ELLSWORTH, Maine – Gov. Paul LePage on Thursday continued to call for more aggressive welfare reforms targeting what he called Maine’s overly generous benefit programs and said high energy costs and burdensome regulations continue to deter business growth in the state.

But the Republican governor said his administration already is seeing positive signs from recent changes to Maine’s health insurance regulations, changes he predicted will lower insurance costs and increase competition over time.

“Already we are speaking with insurance companies that are interested in coming back to Maine,” LePage said.

Speaking during a town hall meeting at Ellsworth Middle School, LePage offered the crowd a glimpse of what are likely to be some of the biggest issues in the legislative session that begins in January.

At or near the top of that list will be the growing budget shortfall — now estimated at $70.9 million — in the Department of Health and Human Services, the state agency that administers assistance programs for the poor, the disabled and the elderly.

Reiterating a claim heard from the administration last legislative session as well as on the 2010 campaign trail, LePage said Maine’s welfare benefits are too high compared with other states and need to be brought back in line with federal minimums.

As an example, LePage mentioned the fact that Maine allows families earning up to 200 percent of the poverty level to receive MaineCare benefits while the federal standard is 133 percent. The result, LePage said, is Maine allows “many, many more people to get onto welfare than all of the other states do.” LePage said.

“The problem is when you do that, people that don’t qualify in New Hampshire come to Maine, people that don’t qualify in Massachusetts come to Maine,” LePage said. “And my feeling is I would much rather help Maine people before I help the rest of the country.”

Lowering Maine’s threshold to 133 percent would result in an estimated 12,000 parents losing MaineCare benefits, a proposal that Republicans and Democrats on the Legislature’s budget-writing committee rejected earlier this year after emotional testimony.

Additionally, defenders of Maine’s social services programs consistently cast doubt on statements that non-Mainers move to the Pine Tree State for welfare, pointing out that assistance levels in Maine through the Temporary Assistance for Needy Families program, or TANF, are the lowest in New England.

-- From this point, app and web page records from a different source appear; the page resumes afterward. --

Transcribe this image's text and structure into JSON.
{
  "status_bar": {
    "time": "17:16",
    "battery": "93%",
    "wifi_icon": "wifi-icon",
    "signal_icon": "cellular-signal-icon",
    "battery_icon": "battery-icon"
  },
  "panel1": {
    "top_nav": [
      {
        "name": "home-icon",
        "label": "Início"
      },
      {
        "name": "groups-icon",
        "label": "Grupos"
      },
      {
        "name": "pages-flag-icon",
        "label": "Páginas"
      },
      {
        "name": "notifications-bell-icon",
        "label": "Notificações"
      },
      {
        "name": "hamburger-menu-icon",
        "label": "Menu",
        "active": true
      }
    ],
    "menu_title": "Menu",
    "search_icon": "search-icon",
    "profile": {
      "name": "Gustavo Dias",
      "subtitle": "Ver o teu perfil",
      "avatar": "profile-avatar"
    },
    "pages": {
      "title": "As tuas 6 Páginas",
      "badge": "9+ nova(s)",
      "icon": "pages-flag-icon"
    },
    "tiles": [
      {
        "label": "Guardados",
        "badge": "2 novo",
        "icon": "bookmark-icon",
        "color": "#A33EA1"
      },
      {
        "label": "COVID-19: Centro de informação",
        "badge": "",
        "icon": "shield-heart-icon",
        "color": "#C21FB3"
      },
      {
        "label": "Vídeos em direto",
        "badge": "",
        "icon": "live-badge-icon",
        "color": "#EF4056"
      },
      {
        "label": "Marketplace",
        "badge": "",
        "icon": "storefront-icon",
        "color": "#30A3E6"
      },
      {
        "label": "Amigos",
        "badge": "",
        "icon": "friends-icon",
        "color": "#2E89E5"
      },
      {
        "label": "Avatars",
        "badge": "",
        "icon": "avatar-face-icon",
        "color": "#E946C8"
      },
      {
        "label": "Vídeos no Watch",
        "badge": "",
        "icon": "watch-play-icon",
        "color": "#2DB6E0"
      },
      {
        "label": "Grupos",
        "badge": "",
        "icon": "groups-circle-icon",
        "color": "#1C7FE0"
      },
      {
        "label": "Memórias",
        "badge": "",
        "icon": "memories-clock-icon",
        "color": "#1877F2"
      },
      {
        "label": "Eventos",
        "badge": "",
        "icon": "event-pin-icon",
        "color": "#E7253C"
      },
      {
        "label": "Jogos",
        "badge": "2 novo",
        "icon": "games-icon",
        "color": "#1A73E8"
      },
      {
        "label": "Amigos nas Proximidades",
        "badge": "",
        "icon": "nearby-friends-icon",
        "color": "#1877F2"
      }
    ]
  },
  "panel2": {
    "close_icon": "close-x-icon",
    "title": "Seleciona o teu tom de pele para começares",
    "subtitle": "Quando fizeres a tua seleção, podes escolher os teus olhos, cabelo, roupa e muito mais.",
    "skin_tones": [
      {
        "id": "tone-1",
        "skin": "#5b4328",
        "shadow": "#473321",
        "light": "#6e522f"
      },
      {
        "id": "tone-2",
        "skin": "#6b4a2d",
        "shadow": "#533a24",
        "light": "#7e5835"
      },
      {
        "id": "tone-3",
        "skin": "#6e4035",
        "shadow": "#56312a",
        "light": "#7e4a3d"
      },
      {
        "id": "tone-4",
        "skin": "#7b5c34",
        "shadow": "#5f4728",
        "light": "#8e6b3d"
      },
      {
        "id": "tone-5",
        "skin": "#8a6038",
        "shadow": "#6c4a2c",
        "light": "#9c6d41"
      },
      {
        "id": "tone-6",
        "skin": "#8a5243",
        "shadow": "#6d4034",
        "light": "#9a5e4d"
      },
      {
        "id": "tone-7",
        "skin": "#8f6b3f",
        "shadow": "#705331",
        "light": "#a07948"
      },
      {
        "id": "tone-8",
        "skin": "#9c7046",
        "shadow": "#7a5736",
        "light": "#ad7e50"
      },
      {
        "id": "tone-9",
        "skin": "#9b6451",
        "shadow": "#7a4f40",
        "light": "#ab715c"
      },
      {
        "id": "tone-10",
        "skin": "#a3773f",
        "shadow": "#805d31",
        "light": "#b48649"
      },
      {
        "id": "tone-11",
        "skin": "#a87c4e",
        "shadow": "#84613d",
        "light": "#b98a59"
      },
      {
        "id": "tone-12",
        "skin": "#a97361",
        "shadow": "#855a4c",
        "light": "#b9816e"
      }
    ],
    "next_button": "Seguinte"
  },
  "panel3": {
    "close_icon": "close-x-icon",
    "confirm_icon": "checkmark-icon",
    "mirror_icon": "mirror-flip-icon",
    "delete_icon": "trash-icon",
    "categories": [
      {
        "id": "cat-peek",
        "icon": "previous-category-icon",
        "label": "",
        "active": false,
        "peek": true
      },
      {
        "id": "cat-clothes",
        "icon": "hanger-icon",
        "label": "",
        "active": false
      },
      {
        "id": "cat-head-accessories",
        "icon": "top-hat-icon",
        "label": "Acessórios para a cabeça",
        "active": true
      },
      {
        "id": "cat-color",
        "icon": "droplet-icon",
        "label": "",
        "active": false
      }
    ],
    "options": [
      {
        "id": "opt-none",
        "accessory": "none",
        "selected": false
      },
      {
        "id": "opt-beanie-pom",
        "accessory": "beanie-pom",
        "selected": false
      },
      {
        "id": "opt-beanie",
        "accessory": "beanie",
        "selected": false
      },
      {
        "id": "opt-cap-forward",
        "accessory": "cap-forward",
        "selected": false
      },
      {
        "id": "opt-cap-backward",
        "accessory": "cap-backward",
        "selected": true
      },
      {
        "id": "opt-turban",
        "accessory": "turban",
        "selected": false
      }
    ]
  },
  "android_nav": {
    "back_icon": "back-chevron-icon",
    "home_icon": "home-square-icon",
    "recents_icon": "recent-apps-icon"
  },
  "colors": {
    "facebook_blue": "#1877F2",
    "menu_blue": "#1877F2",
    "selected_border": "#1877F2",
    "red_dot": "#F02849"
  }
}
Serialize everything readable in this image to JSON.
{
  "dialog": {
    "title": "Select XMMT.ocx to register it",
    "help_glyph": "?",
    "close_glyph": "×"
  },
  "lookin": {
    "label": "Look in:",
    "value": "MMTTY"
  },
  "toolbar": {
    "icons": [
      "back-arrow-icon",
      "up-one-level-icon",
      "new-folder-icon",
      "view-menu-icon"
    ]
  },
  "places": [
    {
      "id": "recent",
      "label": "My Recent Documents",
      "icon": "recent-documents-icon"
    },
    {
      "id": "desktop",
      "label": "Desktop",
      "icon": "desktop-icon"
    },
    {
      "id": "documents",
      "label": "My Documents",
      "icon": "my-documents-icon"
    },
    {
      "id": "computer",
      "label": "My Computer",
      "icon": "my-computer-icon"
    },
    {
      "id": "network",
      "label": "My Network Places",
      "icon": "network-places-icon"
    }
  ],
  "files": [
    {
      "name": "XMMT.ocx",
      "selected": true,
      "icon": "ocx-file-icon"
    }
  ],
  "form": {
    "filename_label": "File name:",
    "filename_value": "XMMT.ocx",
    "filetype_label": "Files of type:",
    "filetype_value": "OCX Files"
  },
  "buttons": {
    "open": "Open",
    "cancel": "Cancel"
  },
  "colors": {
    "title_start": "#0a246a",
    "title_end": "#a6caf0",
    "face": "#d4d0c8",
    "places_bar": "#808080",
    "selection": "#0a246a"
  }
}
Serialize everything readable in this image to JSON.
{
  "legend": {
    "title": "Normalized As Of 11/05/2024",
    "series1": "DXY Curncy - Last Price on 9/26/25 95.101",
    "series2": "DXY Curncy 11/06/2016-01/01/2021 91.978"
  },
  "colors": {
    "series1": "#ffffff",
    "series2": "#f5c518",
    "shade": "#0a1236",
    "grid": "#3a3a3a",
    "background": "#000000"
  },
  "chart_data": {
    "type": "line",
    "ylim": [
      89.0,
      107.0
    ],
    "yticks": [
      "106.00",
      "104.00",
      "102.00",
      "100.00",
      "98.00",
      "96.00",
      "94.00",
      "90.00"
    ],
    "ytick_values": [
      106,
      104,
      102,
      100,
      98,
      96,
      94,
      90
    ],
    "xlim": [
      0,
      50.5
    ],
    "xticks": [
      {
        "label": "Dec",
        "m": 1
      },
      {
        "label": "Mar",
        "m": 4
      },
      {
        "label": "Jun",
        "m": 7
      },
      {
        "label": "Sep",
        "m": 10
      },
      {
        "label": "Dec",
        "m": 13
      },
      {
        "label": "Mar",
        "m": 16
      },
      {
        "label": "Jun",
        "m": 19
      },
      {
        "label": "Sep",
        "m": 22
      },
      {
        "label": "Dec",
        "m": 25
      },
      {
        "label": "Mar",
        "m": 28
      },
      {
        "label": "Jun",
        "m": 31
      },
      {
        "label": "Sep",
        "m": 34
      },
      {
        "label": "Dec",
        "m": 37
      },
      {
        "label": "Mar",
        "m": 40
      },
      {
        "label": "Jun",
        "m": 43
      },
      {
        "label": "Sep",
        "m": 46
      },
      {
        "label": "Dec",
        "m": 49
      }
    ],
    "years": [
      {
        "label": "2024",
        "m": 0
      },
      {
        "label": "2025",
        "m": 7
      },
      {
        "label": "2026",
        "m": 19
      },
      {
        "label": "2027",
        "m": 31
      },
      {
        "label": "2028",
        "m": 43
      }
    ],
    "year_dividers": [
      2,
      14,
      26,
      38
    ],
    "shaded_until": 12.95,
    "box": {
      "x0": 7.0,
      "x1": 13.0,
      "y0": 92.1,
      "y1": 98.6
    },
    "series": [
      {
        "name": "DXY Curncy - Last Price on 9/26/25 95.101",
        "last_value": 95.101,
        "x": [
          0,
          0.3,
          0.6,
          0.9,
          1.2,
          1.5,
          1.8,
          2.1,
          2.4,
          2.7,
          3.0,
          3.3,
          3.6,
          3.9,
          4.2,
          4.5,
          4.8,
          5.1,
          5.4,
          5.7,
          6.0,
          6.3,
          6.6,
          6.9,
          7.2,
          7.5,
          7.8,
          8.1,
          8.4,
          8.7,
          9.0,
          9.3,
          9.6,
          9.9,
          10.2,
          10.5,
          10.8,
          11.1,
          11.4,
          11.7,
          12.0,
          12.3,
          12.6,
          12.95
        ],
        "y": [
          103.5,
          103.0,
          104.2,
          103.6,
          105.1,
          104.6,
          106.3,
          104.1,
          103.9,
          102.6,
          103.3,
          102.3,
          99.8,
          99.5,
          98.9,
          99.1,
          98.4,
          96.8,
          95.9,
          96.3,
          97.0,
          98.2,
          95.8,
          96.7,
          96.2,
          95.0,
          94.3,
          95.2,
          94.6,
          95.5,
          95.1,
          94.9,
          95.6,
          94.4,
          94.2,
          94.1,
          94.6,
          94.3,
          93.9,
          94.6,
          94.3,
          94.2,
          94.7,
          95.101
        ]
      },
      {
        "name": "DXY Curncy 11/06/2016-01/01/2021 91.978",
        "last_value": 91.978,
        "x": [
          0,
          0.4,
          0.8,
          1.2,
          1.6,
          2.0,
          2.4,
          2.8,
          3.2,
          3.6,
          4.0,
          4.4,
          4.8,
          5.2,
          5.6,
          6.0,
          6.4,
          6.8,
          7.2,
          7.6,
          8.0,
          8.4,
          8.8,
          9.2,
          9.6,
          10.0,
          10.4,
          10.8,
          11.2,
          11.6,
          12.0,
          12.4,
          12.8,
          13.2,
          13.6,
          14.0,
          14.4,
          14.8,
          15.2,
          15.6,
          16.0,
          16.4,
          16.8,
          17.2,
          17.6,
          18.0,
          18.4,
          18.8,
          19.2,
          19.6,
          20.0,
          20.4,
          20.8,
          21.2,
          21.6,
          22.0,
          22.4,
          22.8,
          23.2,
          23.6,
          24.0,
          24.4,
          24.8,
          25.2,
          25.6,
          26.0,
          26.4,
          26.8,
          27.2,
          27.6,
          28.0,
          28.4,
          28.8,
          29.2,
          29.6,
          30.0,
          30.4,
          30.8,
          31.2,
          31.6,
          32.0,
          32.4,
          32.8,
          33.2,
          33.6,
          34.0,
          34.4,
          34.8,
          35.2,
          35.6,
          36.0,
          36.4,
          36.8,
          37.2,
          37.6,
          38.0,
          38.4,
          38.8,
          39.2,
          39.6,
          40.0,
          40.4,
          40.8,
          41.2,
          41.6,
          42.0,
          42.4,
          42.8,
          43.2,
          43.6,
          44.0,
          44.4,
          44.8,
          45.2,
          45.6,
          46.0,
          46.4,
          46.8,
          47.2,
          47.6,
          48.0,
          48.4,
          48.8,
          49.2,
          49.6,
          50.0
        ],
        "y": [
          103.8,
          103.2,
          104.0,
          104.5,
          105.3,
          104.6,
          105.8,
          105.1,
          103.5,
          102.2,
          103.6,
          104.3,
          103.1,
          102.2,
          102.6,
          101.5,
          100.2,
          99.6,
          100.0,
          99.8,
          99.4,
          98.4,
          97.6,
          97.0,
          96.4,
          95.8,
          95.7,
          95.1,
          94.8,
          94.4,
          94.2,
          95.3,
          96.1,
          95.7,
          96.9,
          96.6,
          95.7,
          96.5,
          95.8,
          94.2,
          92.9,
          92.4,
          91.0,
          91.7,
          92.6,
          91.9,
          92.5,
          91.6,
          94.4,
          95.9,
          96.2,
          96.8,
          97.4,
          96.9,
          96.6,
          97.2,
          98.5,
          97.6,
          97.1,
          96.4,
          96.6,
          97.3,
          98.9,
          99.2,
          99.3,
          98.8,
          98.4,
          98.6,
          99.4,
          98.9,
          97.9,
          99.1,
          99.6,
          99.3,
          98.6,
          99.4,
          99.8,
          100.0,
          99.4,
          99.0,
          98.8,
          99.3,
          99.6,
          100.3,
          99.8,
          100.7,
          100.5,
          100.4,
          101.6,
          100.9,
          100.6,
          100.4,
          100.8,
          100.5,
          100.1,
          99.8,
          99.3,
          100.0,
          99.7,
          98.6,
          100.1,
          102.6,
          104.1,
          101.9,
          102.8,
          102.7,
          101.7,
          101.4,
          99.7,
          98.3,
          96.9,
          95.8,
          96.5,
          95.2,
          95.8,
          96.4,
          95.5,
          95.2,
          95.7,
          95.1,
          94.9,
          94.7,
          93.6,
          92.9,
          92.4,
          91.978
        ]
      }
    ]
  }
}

Lawmakers also killed a LePage administration proposal to require MaineCare recipients to undergo drug tests. But the governor continued Thursday to press for the drug tests, even when one audience member pointed out that such “warrentless drug tests” have been ruled unconstitutional by several courts.

“You can call it unconstitutional, but until the Supreme Court of the United States judges it, I say it is constitutional,” LePage said.

On the issue of energy, LePage said the state needs to do more to address the fact that Maine’s electricity costs are 42 percent above the national average. Without going into specifics, LePage said his administration is talking with power producers in Canada about tapping into their lower-cost energy and said he will continue to work to bring natural gas to more homes and business as an alternative to heating oil.

LePage said that one of the chief complaints he hears from business owners — in addition to Maine’s high energy costs — is that the state’s regulatory environment is too complex and unpredictable. If Maine wants to lure more businesses and keep them in the state, LePage said, it needs to become more business-friendly.

“That doesn’t mean destroying the regulations, the good regulations we have,” he said. “That means getting more friendly. That means having a better attitude when somebody comes to seek help in Augusta.”

LePage also talked about his plan to introduce legislation that would eliminate income taxes on retiree pensions as a way to encourage more “snowbirds” who summer in Maine but winter elsewhere to establish residency here. But while such a proposal likely will be popular politically in Augusta, it may be a difficult sell even in the Republican-controlled Legislature given the state’s budget situation.

Maine also needs to do a better job of preparing students for the jobs available in the state by in part re-emphasizing technical and career education, he said.